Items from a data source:
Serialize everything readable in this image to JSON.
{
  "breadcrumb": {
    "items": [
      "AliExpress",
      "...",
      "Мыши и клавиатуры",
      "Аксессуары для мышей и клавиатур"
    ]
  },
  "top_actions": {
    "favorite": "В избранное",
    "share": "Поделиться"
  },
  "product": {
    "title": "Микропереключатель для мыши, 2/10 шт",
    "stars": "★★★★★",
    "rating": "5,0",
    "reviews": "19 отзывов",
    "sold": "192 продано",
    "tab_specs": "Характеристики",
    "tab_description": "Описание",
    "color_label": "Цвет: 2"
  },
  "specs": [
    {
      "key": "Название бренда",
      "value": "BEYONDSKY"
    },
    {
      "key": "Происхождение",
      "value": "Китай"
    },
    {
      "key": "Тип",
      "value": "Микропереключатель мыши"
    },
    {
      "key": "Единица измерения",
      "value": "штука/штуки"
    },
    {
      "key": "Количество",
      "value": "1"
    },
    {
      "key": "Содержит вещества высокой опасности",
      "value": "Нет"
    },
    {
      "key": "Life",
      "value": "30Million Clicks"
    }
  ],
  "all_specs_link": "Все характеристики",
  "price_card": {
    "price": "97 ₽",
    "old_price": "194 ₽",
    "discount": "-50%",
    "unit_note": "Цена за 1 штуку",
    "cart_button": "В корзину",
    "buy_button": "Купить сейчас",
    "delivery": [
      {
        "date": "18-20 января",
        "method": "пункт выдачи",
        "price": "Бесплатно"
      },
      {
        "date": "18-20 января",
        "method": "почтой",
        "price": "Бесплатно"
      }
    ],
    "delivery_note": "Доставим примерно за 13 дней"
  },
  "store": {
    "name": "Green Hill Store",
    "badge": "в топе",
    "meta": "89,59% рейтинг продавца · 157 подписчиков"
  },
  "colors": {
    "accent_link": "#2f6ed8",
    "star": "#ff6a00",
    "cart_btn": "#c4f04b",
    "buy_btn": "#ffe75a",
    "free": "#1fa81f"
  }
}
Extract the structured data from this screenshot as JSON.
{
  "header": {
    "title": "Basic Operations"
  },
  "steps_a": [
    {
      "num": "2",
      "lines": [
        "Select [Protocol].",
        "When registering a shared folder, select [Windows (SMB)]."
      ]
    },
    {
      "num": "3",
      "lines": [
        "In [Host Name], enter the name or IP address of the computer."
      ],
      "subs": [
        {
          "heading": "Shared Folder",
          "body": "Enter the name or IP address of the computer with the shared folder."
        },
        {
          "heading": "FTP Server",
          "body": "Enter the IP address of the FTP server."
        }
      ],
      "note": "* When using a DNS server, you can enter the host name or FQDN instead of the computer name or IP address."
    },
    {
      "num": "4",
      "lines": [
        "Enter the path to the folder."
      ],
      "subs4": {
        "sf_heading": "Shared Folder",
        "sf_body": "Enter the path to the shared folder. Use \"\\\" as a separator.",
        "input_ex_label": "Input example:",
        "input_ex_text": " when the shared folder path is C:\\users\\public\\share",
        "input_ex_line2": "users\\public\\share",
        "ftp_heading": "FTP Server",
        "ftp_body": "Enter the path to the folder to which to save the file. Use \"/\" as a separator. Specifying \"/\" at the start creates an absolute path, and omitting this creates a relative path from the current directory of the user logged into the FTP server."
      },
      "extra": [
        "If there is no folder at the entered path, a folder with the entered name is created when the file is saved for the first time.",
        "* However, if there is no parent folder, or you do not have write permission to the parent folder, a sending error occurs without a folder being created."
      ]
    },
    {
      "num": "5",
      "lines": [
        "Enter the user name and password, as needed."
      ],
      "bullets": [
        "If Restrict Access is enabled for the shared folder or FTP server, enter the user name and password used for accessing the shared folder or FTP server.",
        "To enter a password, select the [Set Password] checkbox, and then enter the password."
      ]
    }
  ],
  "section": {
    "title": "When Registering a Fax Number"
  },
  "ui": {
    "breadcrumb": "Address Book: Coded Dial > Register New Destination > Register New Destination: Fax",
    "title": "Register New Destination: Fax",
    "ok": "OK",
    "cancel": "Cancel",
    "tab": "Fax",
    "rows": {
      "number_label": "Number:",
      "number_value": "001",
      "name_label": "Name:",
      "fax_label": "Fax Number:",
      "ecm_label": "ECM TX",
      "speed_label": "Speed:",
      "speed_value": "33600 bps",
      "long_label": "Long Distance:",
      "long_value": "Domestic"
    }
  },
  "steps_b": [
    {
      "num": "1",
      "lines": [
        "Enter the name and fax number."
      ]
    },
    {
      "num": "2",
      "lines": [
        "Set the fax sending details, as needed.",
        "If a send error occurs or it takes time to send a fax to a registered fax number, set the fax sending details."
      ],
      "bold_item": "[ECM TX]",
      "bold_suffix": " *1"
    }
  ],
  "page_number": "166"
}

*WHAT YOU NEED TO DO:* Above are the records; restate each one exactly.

*SOLUTION FOR THIS PROBLEM:*
Serialize everything readable in this image to JSON.
{
  "breadcrumb": {
    "items": [
      "AliExpress",
      "...",
      "Мыши и клавиатуры",
      "Аксессуары для мышей и клавиатур"
    ]
  },
  "top_actions": {
    "favorite": "В избранное",
    "share": "Поделиться"
  },
  "product": {
    "title": "Микропереключатель для мыши, 2/10 шт",
    "stars": "★★★★★",
    "rating": "5,0",
    "reviews": "19 отзывов",
    "sold": "192 продано",
    "tab_specs": "Характеристики",
    "tab_description": "Описание",
    "color_label": "Цвет: 2"
  },
  "specs": [
    {
      "key": "Название бренда",
      "value": "BEYONDSKY"
    },
    {
      "key": "Происхождение",
      "value": "Китай"
    },
    {
      "key": "Тип",
      "value": "Микропереключатель мыши"
    },
    {
      "key": "Единица измерения",
      "value": "штука/штуки"
    },
    {
      "key": "Количество",
      "value": "1"
    },
    {
      "key": "Содержит вещества высокой опасности",
      "value": "Нет"
    },
    {
      "key": "Life",
      "value": "30Million Clicks"
    }
  ],
  "all_specs_link": "Все характеристики",
  "price_card": {
    "price": "97 ₽",
    "old_price": "194 ₽",
    "discount": "-50%",
    "unit_note": "Цена за 1 штуку",
    "cart_button": "В корзину",
    "buy_button": "Купить сейчас",
    "delivery": [
      {
        "date": "18-20 января",
        "method": "пункт выдачи",
        "price": "Бесплатно"
      },
      {
        "date": "18-20 января",
        "method": "почтой",
        "price": "Бесплатно"
      }
    ],
    "delivery_note": "Доставим примерно за 13 дней"
  },
  "store": {
    "name": "Green Hill Store",
    "badge": "в топе",
    "meta": "89,59% рейтинг продавца · 157 подписчиков"
  },
  "colors": {
    "accent_link": "#2f6ed8",
    "star": "#ff6a00",
    "cart_btn": "#c4f04b",
    "buy_btn": "#ffe75a",
    "free": "#1fa81f"
  }
}
Extract the structured data from this screenshot as JSON.
{
  "header": {
    "title": "Basic Operations"
  },
  "steps_a": [
    {
      "num": "2",
      "lines": [
        "Select [Protocol].",
        "When registering a shared folder, select [Windows (SMB)]."
      ]
    },
    {
      "num": "3",
      "lines": [
        "In [Host Name], enter the name or IP address of the computer."
      ],
      "subs": [
        {
          "heading": "Shared Folder",
          "body": "Enter the name or IP address of the computer with the shared folder."
        },
        {
          "heading": "FTP Server",
          "body": "Enter the IP address of the FTP server."
        }
      ],
      "note": "* When using a DNS server, you can enter the host name or FQDN instead of the computer name or IP address."
    },
    {
      "num": "4",
      "lines": [
        "Enter the path to the folder."
      ],
      "subs4": {
        "sf_heading": "Shared Folder",
        "sf_body": "Enter the path to the shared folder. Use \"\\\" as a separator.",
        "input_ex_label": "Input example:",
        "input_ex_text": " when the shared folder path is C:\\users\\public\\share",
        "input_ex_line2": "users\\public\\share",
        "ftp_heading": "FTP Server",
        "ftp_body": "Enter the path to the folder to which to save the file. Use \"/\" as a separator. Specifying \"/\" at the start creates an absolute path, and omitting this creates a relative path from the current directory of the user logged into the FTP server."
      },
      "extra": [
        "If there is no folder at the entered path, a folder with the entered name is created when the file is saved for the first time.",
        "* However, if there is no parent folder, or you do not have write permission to the parent folder, a sending error occurs without a folder being created."
      ]
    },
    {
      "num": "5",
      "lines": [
        "Enter the user name and password, as needed."
      ],
      "bullets": [
        "If Restrict Access is enabled for the shared folder or FTP server, enter the user name and password used for accessing the shared folder or FTP server.",
        "To enter a password, select the [Set Password] checkbox, and then enter the password."
      ]
    }
  ],
  "section": {
    "title": "When Registering a Fax Number"
  },
  "ui": {
    "breadcrumb": "Address Book: Coded Dial > Register New Destination > Register New Destination: Fax",
    "title": "Register New Destination: Fax",
    "ok": "OK",
    "cancel": "Cancel",
    "tab": "Fax",
    "rows": {
      "number_label": "Number:",
      "number_value": "001",
      "name_label": "Name:",
      "fax_label": "Fax Number:",
      "ecm_label": "ECM TX",
      "speed_label": "Speed:",
      "speed_value": "33600 bps",
      "long_label": "Long Distance:",
      "long_value": "Domestic"
    }
  },
  "steps_b": [
    {
      "num": "1",
      "lines": [
        "Enter the name and fax number."
      ]
    },
    {
      "num": "2",
      "lines": [
        "Set the fax sending details, as needed.",
        "If a send error occurs or it takes time to send a fax to a registered fax number, set the fax sending details."
      ],
      "bold_item": "[ECM TX]",
      "bold_suffix": " *1"
    }
  ],
  "page_number": "166"
}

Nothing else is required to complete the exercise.